Records drawn from a dataset
== == ==

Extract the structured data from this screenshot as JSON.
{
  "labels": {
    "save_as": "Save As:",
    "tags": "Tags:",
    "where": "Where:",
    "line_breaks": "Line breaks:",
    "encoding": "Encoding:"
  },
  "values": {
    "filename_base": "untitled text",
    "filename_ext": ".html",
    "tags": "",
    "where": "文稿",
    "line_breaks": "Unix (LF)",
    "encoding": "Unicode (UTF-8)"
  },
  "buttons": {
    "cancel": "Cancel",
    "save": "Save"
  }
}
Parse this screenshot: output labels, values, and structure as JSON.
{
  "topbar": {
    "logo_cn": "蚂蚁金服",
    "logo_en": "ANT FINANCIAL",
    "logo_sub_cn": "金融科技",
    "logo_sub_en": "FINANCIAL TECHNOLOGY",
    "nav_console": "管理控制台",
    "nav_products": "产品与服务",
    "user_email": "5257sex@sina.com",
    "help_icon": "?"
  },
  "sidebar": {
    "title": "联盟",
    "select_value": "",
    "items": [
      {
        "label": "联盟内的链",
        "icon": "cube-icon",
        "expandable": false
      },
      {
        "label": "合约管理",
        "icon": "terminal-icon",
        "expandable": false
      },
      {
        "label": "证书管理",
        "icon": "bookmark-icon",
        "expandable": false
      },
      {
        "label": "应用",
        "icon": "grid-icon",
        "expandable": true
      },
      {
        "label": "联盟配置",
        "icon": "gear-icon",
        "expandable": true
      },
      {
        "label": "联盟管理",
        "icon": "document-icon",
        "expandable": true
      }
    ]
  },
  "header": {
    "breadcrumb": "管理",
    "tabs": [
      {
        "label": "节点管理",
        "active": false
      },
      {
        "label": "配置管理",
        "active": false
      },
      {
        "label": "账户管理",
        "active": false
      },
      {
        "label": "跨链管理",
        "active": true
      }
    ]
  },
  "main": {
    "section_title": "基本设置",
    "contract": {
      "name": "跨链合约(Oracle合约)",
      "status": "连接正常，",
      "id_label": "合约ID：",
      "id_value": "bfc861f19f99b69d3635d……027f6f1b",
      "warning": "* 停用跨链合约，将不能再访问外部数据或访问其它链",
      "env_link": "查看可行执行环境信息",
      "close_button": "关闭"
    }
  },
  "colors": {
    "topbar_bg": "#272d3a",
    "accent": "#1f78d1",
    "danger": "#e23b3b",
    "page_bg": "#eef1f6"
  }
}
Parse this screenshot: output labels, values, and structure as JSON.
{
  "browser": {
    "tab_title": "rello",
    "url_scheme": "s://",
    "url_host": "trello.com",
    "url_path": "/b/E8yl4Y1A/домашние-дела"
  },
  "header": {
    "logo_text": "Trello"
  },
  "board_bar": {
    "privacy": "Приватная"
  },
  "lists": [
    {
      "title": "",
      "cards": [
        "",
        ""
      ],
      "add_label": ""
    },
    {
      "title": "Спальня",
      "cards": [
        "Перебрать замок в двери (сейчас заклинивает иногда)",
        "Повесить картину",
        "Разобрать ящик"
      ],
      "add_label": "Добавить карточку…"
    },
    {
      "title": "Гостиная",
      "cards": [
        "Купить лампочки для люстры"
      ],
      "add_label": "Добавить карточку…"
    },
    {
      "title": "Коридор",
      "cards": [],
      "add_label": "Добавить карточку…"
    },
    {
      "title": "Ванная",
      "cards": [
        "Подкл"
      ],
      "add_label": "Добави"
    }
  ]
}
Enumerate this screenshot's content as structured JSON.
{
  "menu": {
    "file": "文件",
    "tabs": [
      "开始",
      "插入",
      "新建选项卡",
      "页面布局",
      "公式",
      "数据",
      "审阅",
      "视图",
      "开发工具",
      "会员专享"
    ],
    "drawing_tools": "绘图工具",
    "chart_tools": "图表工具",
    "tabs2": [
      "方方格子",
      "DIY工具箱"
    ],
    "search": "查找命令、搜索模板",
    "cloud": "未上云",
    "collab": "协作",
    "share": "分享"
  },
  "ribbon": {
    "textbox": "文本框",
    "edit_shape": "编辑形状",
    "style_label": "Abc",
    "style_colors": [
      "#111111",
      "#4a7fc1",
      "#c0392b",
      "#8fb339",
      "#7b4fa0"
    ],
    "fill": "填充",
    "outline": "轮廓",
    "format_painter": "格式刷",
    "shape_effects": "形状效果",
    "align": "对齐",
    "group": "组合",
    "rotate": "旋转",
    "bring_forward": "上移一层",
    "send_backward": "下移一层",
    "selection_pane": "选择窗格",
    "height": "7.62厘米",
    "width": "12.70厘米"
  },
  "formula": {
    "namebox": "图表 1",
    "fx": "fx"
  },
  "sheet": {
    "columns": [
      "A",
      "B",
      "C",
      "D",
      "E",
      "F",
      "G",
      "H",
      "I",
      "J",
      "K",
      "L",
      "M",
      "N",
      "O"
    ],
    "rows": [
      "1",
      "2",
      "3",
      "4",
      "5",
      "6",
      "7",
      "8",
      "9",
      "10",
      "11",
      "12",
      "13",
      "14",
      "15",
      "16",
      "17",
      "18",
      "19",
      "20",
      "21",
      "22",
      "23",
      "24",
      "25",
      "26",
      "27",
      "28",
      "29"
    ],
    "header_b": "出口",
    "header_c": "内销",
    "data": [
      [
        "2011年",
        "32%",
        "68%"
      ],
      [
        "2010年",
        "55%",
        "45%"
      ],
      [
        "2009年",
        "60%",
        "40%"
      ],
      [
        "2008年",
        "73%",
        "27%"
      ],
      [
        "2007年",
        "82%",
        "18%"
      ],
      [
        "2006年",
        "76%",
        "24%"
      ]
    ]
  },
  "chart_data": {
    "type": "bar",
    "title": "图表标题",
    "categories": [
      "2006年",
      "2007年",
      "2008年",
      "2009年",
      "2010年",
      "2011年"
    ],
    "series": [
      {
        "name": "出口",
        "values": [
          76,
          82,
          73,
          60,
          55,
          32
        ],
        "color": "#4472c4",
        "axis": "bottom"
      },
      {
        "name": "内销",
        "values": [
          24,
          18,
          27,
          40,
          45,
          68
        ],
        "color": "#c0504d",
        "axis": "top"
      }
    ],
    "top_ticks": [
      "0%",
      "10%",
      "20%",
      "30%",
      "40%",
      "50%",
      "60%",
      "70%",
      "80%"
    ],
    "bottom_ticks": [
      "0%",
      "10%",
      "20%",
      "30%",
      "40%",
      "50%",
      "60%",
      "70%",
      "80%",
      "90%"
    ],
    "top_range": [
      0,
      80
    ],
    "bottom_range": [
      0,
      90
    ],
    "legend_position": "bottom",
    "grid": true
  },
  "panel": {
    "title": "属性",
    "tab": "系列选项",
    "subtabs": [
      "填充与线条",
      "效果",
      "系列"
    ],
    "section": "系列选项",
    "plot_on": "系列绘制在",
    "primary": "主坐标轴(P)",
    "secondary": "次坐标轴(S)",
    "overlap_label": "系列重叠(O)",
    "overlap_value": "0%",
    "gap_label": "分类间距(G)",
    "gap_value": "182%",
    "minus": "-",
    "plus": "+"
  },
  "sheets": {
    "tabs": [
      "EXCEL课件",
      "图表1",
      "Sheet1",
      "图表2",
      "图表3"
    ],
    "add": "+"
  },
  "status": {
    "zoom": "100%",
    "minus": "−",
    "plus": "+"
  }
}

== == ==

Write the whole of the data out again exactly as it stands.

Answer:
Extract the structured data from this screenshot as JSON.
{
  "labels": {
    "save_as": "Save As:",
    "tags": "Tags:",
    "where": "Where:",
    "line_breaks": "Line breaks:",
    "encoding": "Encoding:"
  },
  "values": {
    "filename_base": "untitled text",
    "filename_ext": ".html",
    "tags": "",
    "where": "文稿",
    "line_breaks": "Unix (LF)",
    "encoding": "Unicode (UTF-8)"
  },
  "buttons": {
    "cancel": "Cancel",
    "save": "Save"
  }
}
Parse this screenshot: output labels, values, and structure as JSON.
{
  "topbar": {
    "logo_cn": "蚂蚁金服",
    "logo_en": "ANT FINANCIAL",
    "logo_sub_cn": "金融科技",
    "logo_sub_en": "FINANCIAL TECHNOLOGY",
    "nav_console": "管理控制台",
    "nav_products": "产品与服务",
    "user_email": "5257sex@sina.com",
    "help_icon": "?"
  },
  "sidebar": {
    "title": "联盟",
    "select_value": "",
    "items": [
      {
        "label": "联盟内的链",
        "icon": "cube-icon",
        "expandable": false
      },
      {
        "label": "合约管理",
        "icon": "terminal-icon",
        "expandable": false
      },
      {
        "label": "证书管理",
        "icon": "bookmark-icon",
        "expandable": false
      },
      {
        "label": "应用",
        "icon": "grid-icon",
        "expandable": true
      },
      {
        "label": "联盟配置",
        "icon": "gear-icon",
        "expandable": true
      },
      {
        "label": "联盟管理",
        "icon": "document-icon",
        "expandable": true
      }
    ]
  },
  "header": {
    "breadcrumb": "管理",
    "tabs": [
      {
        "label": "节点管理",
        "active": false
      },
      {
        "label": "配置管理",
        "active": false
      },
      {
        "label": "账户管理",
        "active": false
      },
      {
        "label": "跨链管理",
        "active": true
      }
    ]
  },
  "main": {
    "section_title": "基本设置",
    "contract": {
      "name": "跨链合约(Oracle合约)",
      "status": "连接正常，",
      "id_label": "合约ID：",
      "id_value": "bfc861f19f99b69d3635d……027f6f1b",
      "warning": "* 停用跨链合约，将不能再访问外部数据或访问其它链",
      "env_link": "查看可行执行环境信息",
      "close_button": "关闭"
    }
  },
  "colors": {
    "topbar_bg": "#272d3a",
    "accent": "#1f78d1",
    "danger": "#e23b3b",
    "page_bg": "#eef1f6"
  }
}
Parse this screenshot: output labels, values, and structure as JSON.
{
  "browser": {
    "tab_title": "rello",
    "url_scheme": "s://",
    "url_host": "trello.com",
    "url_path": "/b/E8yl4Y1A/домашние-дела"
  },
  "header": {
    "logo_text": "Trello"
  },
  "board_bar": {
    "privacy": "Приватная"
  },
  "lists": [
    {
      "title": "",
      "cards": [
        "",
        ""
      ],
      "add_label": ""
    },
    {
      "title": "Спальня",
      "cards": [
        "Перебрать замок в двери (сейчас заклинивает иногда)",
        "Повесить картину",
        "Разобрать ящик"
      ],
      "add_label": "Добавить карточку…"
    },
    {
      "title": "Гостиная",
      "cards": [
        "Купить лампочки для люстры"
      ],
      "add_label": "Добавить карточку…"
    },
    {
      "title": "Коридор",
      "cards": [],
      "add_label": "Добавить карточку…"
    },
    {
      "title": "Ванная",
      "cards": [
        "Подкл"
      ],
      "add_label": "Добави"
    }
  ]
}
Enumerate this screenshot's content as structured JSON.
{
  "menu": {
    "file": "文件",
    "tabs": [
      "开始",
      "插入",
      "新建选项卡",
      "页面布局",
      "公式",
      "数据",
      "审阅",
      "视图",
      "开发工具",
      "会员专享"
    ],
    "drawing_tools": "绘图工具",
    "chart_tools": "图表工具",
    "tabs2": [
      "方方格子",
      "DIY工具箱"
    ],
    "search": "查找命令、搜索模板",
    "cloud": "未上云",
    "collab": "协作",
    "share": "分享"
  },
  "ribbon": {
    "textbox": "文本框",
    "edit_shape": "编辑形状",
    "style_label": "Abc",
    "style_colors": [
      "#111111",
      "#4a7fc1",
      "#c0392b",
      "#8fb339",
      "#7b4fa0"
    ],
    "fill": "填充",
    "outline": "轮廓",
    "format_painter": "格式刷",
    "shape_effects": "形状效果",
    "align": "对齐",
    "group": "组合",
    "rotate": "旋转",
    "bring_forward": "上移一层",
    "send_backward": "下移一层",
    "selection_pane": "选择窗格",
    "height": "7.62厘米",
    "width": "12.70厘米"
  },
  "formula": {
    "namebox": "图表 1",
    "fx": "fx"
  },
  "sheet": {
    "columns": [
      "A",
      "B",
      "C",
      "D",
      "E",
      "F",
      "G",
      "H",
      "I",
      "J",
      "K",
      "L",
      "M",
      "N",
      "O"
    ],
    "rows": [
      "1",
      "2",
      "3",
      "4",
      "5",
      "6",
      "7",
      "8",
      "9",
      "10",
      "11",
      "12",
      "13",
      "14",
      "15",
      "16",
      "17",
      "18",
      "19",
      "20",
      "21",
      "22",
      "23",
      "24",
      "25",
      "26",
      "27",
      "28",
      "29"
    ],
    "header_b": "出口",
    "header_c": "内销",
    "data": [
      [
        "2011年",
        "32%",
        "68%"
      ],
      [
        "2010年",
        "55%",
        "45%"
      ],
      [
        "2009年",
        "60%",
        "40%"
      ],
      [
        "2008年",
        "73%",
        "27%"
      ],
      [
        "2007年",
        "82%",
        "18%"
      ],
      [
        "2006年",
        "76%",
        "24%"
      ]
    ]
  },
  "chart_data": {
    "type": "bar",
    "title": "图表标题",
    "categories": [
      "2006年",
      "2007年",
      "2008年",
      "2009年",
      "2010年",
      "2011年"
    ],
    "series": [
      {
        "name": "出口",
        "values": [
          76,
          82,
          73,
          60,
          55,
          32
        ],
        "color": "#4472c4",
        "axis": "bottom"
      },
      {
        "name": "内销",
        "values": [
          24,
          18,
          27,
          40,
          45,
          68
        ],
        "color": "#c0504d",
        "axis": "top"
      }
    ],
    "top_ticks": [
      "0%",
      "10%",
      "20%",
      "30%",
      "40%",
      "50%",
      "60%",
      "70%",
      "80%"
    ],
    "bottom_ticks": [
      "0%",
      "10%",
      "20%",
      "30%",
      "40%",
      "50%",
      "60%",
      "70%",
      "80%",
      "90%"
    ],
    "top_range": [
      0,
      80
    ],
    "bottom_range": [
      0,
      90
    ],
    "legend_position": "bottom",
    "grid": true
  },
  "panel": {
    "title": "属性",
    "tab": "系列选项",
    "subtabs": [
      "填充与线条",
      "效果",
      "系列"
    ],
    "section": "系列选项",
    "plot_on": "系列绘制在",
    "primary": "主坐标轴(P)",
    "secondary": "次坐标轴(S)",
    "overlap_label": "系列重叠(O)",
    "overlap_value": "0%",
    "gap_label": "分类间距(G)",
    "gap_value": "182%",
    "minus": "-",
    "plus": "+"
  },
  "sheets": {
    "tabs": [
      "EXCEL课件",
      "图表1",
      "Sheet1",
      "图表2",
      "图表3"
    ],
    "add": "+"
  },
  "status": {
    "zoom": "100%",
    "minus": "−",
    "plus": "+"
  }
}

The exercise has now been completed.